Construction of the $142 million Gaillard Center will take two years and end in December 2014 if everything goes according to plan. Charleston Mayor Joe Riley donned a hard hat and began demolition at the site Tuesday to mark the occasion.
|Charleston Mayor Joe Riley exits a trackhoe after using it to demolish a canopy at the Gaillard Auditorium on Tuesday. (Photo/Leslie Burden)|
“I think it’s time to say goodbye to the Gaillard Auditorium,” Doerte McManus, executive director of the Gaillard Performance Hall Foundation, said Tuesday morning at a downtown ceremony that marked the start of the 44-year-old building’s demolition.
The new Gaillard Center performance hall will have higher ceilings and seat 1,800 people. (Image/Provided)

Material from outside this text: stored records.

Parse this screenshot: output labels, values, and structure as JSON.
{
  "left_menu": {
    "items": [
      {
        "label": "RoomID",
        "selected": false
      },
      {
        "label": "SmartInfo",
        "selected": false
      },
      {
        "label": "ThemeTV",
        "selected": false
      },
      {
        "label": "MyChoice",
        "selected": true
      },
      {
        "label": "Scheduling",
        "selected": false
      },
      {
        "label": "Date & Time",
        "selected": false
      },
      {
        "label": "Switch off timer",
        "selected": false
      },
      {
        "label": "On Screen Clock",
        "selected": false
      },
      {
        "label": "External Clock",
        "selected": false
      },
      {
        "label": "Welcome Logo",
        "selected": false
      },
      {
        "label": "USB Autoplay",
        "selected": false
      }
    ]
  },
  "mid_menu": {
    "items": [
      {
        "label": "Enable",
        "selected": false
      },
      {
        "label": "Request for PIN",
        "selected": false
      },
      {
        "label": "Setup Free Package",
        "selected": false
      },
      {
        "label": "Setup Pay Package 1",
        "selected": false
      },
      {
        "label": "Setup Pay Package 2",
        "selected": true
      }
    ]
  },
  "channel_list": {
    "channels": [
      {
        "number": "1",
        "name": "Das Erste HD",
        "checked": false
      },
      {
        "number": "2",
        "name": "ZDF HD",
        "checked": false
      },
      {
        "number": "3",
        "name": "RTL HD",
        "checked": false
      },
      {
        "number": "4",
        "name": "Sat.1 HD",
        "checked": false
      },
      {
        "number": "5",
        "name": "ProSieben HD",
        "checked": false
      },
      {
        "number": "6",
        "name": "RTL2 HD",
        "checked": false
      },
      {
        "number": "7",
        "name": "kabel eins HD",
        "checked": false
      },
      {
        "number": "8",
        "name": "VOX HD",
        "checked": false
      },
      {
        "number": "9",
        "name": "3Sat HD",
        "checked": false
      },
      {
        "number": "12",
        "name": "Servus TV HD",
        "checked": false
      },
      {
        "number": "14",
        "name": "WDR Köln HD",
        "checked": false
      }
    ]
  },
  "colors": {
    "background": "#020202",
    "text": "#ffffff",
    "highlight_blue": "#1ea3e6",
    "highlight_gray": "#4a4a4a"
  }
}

The auditorium will be renovated into a larger complex called the Gaillard Center. Construction of the $142 million project will take about two years and end in December 2014, said Project Executive Bob Ferguson of Skanska USA construction company.
The construction contract totals $111 million, Ferguson said. Skanska USA’s Durham, N.C., office will work with joint venture partner Trident Construction Co. of North Charleston, planners said.
The new 260,000-square-foot Gaillard Center will include 16,000 square feet of ballroom and exhibition space; a two-story lobby; kitchen and banquet facilities; city offices; 20,000 square feet of lawn and gardens; and a smaller, opera hall with three tiers of horseshoe-shaped balconies. Opera boxes will be on the second level.
The old Gaillard Auditorium seated about 2,700 people. The new performance hall will be narrower, have a higher ceiling and seat 1,800.
The new arts center will open in spring 2015 as home to the Charleston Symphony Orchestra, a centerpiece of Spoleto Festival USA programming and a place for arts education and public and private events, planners said.
The project’s cost will be split equally between the city and the foundation, which is now in the “silent” fundraising period, McManus said. The foundation said it has already accepted a $20 million initial challenge gift.
The project will have an economic impact of $62 million during construction, according to the foundation. It will create 400 permanent jobs and have an annual economic benefit of about $39 million after its opening, the foundation said.
Gaillard Auditorium opened in 1968.
“The latter part of mid-century modern in America was not kind to architectural design,” said architect Craig Williams of David M. Schwartz Architects Inc. in Washington, D.C., the design firm for the new center. “Our primary design challenge here was to take the product of urban renewal/urban removal and be sure to integrate it back into the fabric of what Charleston is.”
The new center’s design has classical, neoclassical and French Renaissance influences, Williams said.
“What will be created here is something that will pass the hundred and 200-year test,” Riley said. “You will hear music here like you’ve never heard it before.”
Acoustics, a bane of the old auditorium, are being designed for the new hall by Akustiks LLC of South Norwalk, Conn. Fisher Dachs Associates Inc. of New York City are theater consultants for the project.